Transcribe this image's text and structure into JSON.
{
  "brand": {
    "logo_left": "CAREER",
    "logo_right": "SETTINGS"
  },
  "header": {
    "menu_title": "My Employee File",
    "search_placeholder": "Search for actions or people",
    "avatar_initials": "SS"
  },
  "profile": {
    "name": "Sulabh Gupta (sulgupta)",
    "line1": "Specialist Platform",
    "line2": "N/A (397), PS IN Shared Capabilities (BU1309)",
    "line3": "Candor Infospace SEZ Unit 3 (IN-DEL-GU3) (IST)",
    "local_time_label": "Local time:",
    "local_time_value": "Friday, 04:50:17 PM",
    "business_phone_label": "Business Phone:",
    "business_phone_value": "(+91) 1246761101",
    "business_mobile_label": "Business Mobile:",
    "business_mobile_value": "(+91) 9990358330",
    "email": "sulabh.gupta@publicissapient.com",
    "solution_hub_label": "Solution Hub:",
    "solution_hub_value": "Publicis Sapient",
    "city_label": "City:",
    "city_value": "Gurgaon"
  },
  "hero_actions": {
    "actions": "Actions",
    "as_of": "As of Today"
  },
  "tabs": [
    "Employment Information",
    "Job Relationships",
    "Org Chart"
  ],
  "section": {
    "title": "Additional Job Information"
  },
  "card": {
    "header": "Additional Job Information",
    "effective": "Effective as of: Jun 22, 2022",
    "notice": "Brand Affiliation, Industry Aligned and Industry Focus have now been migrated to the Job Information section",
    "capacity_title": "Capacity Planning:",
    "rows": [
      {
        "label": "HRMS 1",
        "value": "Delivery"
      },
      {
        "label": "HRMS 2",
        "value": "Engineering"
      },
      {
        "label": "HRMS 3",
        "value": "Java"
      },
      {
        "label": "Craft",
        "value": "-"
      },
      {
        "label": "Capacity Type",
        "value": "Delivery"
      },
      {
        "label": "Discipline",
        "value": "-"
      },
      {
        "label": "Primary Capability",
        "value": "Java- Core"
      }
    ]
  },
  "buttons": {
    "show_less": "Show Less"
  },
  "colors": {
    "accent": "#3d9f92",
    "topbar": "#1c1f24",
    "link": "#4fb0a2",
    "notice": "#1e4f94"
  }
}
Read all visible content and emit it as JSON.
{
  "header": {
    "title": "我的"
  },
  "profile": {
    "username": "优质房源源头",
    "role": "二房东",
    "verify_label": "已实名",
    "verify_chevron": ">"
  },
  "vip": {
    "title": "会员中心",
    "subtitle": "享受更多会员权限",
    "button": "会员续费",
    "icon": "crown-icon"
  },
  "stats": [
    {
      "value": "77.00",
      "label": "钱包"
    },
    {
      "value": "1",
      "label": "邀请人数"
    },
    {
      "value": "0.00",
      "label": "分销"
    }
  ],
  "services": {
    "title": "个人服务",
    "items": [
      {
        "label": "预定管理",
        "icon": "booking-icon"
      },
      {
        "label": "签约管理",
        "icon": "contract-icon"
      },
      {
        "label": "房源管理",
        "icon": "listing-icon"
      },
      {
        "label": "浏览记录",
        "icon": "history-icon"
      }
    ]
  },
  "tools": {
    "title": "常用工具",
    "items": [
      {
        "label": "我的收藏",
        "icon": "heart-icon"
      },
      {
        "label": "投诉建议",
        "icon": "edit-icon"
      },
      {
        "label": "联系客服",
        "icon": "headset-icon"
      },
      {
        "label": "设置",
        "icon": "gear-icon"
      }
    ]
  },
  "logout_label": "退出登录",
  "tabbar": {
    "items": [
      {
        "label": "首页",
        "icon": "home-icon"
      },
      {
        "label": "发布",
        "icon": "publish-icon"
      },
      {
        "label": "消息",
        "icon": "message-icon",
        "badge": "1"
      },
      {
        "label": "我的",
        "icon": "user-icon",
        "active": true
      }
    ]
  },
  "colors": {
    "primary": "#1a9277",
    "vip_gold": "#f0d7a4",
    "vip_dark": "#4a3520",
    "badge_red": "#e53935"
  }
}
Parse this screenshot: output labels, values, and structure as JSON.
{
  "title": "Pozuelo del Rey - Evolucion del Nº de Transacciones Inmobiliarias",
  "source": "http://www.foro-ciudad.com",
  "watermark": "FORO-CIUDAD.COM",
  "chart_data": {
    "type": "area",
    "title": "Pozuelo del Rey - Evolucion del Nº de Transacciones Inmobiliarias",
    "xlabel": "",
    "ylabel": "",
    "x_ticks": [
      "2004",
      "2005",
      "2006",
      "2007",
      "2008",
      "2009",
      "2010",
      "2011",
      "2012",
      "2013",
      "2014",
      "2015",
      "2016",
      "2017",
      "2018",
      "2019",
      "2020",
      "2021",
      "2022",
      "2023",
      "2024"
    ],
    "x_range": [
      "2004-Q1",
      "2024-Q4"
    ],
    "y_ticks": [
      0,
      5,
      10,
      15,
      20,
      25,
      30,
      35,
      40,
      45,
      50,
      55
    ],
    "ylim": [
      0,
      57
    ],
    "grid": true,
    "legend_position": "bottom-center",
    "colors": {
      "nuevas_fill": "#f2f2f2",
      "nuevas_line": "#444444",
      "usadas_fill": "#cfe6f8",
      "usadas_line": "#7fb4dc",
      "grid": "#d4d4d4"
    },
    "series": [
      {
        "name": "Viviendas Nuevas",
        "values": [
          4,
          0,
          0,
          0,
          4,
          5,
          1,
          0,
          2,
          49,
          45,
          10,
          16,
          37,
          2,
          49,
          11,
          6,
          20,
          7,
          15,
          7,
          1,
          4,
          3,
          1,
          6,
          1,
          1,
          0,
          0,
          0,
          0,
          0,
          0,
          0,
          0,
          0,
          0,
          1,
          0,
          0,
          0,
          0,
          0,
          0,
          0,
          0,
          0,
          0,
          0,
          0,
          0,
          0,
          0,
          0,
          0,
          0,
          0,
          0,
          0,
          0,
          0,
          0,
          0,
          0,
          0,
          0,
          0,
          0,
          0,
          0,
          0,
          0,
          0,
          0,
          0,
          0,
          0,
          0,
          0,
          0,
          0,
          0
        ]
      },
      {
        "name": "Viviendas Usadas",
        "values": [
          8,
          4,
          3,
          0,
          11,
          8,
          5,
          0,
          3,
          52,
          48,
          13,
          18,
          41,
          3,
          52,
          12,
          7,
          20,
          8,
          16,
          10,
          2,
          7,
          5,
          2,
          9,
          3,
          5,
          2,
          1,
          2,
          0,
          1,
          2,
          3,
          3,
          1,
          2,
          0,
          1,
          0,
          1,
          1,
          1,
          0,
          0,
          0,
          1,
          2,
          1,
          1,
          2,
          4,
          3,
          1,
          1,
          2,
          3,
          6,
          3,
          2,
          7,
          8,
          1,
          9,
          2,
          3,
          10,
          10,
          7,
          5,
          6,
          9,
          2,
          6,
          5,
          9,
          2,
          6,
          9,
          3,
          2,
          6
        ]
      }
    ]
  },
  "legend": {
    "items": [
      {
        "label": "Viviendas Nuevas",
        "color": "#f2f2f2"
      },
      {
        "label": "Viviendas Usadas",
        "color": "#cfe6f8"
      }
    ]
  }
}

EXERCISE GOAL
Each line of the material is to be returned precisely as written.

RESPONSE AREA
Transcribe this image's text and structure into JSON.
{
  "brand": {
    "logo_left": "CAREER",
    "logo_right": "SETTINGS"
  },
  "header": {
    "menu_title": "My Employee File",
    "search_placeholder": "Search for actions or people",
    "avatar_initials": "SS"
  },
  "profile": {
    "name": "Sulabh Gupta (sulgupta)",
    "line1": "Specialist Platform",
    "line2": "N/A (397), PS IN Shared Capabilities (BU1309)",
    "line3": "Candor Infospace SEZ Unit 3 (IN-DEL-GU3) (IST)",
    "local_time_label": "Local time:",
    "local_time_value": "Friday, 04:50:17 PM",
    "business_phone_label": "Business Phone:",
    "business_phone_value": "(+91) 1246761101",
    "business_mobile_label": "Business Mobile:",
    "business_mobile_value": "(+91) 9990358330",
    "email": "sulabh.gupta@publicissapient.com",
    "solution_hub_label": "Solution Hub:",
    "solution_hub_value": "Publicis Sapient",
    "city_label": "City:",
    "city_value": "Gurgaon"
  },
  "hero_actions": {
    "actions": "Actions",
    "as_of": "As of Today"
  },
  "tabs": [
    "Employment Information",
    "Job Relationships",
    "Org Chart"
  ],
  "section": {
    "title": "Additional Job Information"
  },
  "card": {
    "header": "Additional Job Information",
    "effective": "Effective as of: Jun 22, 2022",
    "notice": "Brand Affiliation, Industry Aligned and Industry Focus have now been migrated to the Job Information section",
    "capacity_title": "Capacity Planning:",
    "rows": [
      {
        "label": "HRMS 1",
        "value": "Delivery"
      },
      {
        "label": "HRMS 2",
        "value": "Engineering"
      },
      {
        "label": "HRMS 3",
        "value": "Java"
      },
      {
        "label": "Craft",
        "value": "-"
      },
      {
        "label": "Capacity Type",
        "value": "Delivery"
      },
      {
        "label": "Discipline",
        "value": "-"
      },
      {
        "label": "Primary Capability",
        "value": "Java- Core"
      }
    ]
  },
  "buttons": {
    "show_less": "Show Less"
  },
  "colors": {
    "accent": "#3d9f92",
    "topbar": "#1c1f24",
    "link": "#4fb0a2",
    "notice": "#1e4f94"
  }
}
Read all visible content and emit it as JSON.
{
  "header": {
    "title": "我的"
  },
  "profile": {
    "username": "优质房源源头",
    "role": "二房东",
    "verify_label": "已实名",
    "verify_chevron": ">"
  },
  "vip": {
    "title": "会员中心",
    "subtitle": "享受更多会员权限",
    "button": "会员续费",
    "icon": "crown-icon"
  },
  "stats": [
    {
      "value": "77.00",
      "label": "钱包"
    },
    {
      "value": "1",
      "label": "邀请人数"
    },
    {
      "value": "0.00",
      "label": "分销"
    }
  ],
  "services": {
    "title": "个人服务",
    "items": [
      {
        "label": "预定管理",
        "icon": "booking-icon"
      },
      {
        "label": "签约管理",
        "icon": "contract-icon"
      },
      {
        "label": "房源管理",
        "icon": "listing-icon"
      },
      {
        "label": "浏览记录",
        "icon": "history-icon"
      }
    ]
  },
  "tools": {
    "title": "常用工具",
    "items": [
      {
        "label": "我的收藏",
        "icon": "heart-icon"
      },
      {
        "label": "投诉建议",
        "icon": "edit-icon"
      },
      {
        "label": "联系客服",
        "icon": "headset-icon"
      },
      {
        "label": "设置",
        "icon": "gear-icon"
      }
    ]
  },
  "logout_label": "退出登录",
  "tabbar": {
    "items": [
      {
        "label": "首页",
        "icon": "home-icon"
      },
      {
        "label": "发布",
        "icon": "publish-icon"
      },
      {
        "label": "消息",
        "icon": "message-icon",
        "badge": "1"
      },
      {
        "label": "我的",
        "icon": "user-icon",
        "active": true
      }
    ]
  },
  "colors": {
    "primary": "#1a9277",
    "vip_gold": "#f0d7a4",
    "vip_dark": "#4a3520",
    "badge_red": "#e53935"
  }
}
Parse this screenshot: output labels, values, and structure as JSON.
{
  "title": "Pozuelo del Rey - Evolucion del Nº de Transacciones Inmobiliarias",
  "source": "http://www.foro-ciudad.com",
  "watermark": "FORO-CIUDAD.COM",
  "chart_data": {
    "type": "area",
    "title": "Pozuelo del Rey - Evolucion del Nº de Transacciones Inmobiliarias",
    "xlabel": "",
    "ylabel": "",
    "x_ticks": [
      "2004",
      "2005",
      "2006",
      "2007",
      "2008",
      "2009",
      "2010",
      "2011",
      "2012",
      "2013",
      "2014",
      "2015",
      "2016",
      "2017",
      "2018",
      "2019",
      "2020",
      "2021",
      "2022",
      "2023",
      "2024"
    ],
    "x_range": [
      "2004-Q1",
      "2024-Q4"
    ],
    "y_ticks": [
      0,
      5,
      10,
      15,
      20,
      25,
      30,
      35,
      40,
      45,
      50,
      55
    ],
    "ylim": [
      0,
      57
    ],
    "grid": true,
    "legend_position": "bottom-center",
    "colors": {
      "nuevas_fill": "#f2f2f2",
      "nuevas_line": "#444444",
      "usadas_fill": "#cfe6f8",
      "usadas_line": "#7fb4dc",
      "grid": "#d4d4d4"
    },
    "series": [
      {
        "name": "Viviendas Nuevas",
        "values": [
          4,
          0,
          0,
          0,
          4,
          5,
          1,
          0,
          2,
          49,
          45,
          10,
          16,
          37,
          2,
          49,
          11,
          6,
          20,
          7,
          15,
          7,
          1,
          4,
          3,
          1,
          6,
          1,
          1,
          0,
          0,
          0,
          0,
          0,
          0,
          0,
          0,
          0,
          0,
          1,
          0,
          0,
          0,
          0,
          0,
          0,
          0,
          0,
          0,
          0,
          0,
          0,
          0,
          0,
          0,
          0,
          0,
          0,
          0,
          0,
          0,
          0,
          0,
          0,
          0,
          0,
          0,
          0,
          0,
          0,
          0,
          0,
          0,
          0,
          0,
          0,
          0,
          0,
          0,
          0,
          0,
          0,
          0,
          0
        ]
      },
      {
        "name": "Viviendas Usadas",
        "values": [
          8,
          4,
          3,
          0,
          11,
          8,
          5,
          0,
          3,
          52,
          48,
          13,
          18,
          41,
          3,
          52,
          12,
          7,
          20,
          8,
          16,
          10,
          2,
          7,
          5,
          2,
          9,
          3,
          5,
          2,
          1,
          2,
          0,
          1,
          2,
          3,
          3,
          1,
          2,
          0,
          1,
          0,
          1,
          1,
          1,
          0,
          0,
          0,
          1,
          2,
          1,
          1,
          2,
          4,
          3,
          1,
          1,
          2,
          3,
          6,
          3,
          2,
          7,
          8,
          1,
          9,
          2,
          3,
          10,
          10,
          7,
          5,
          6,
          9,
          2,
          6,
          5,
          9,
          2,
          6,
          9,
          3,
          2,
          6
        ]
      }
    ]
  },
  "legend": {
    "items": [
      {
        "label": "Viviendas Nuevas",
        "color": "#f2f2f2"
      },
      {
        "label": "Viviendas Usadas",
        "color": "#cfe6f8"
      }
    ]
  }
}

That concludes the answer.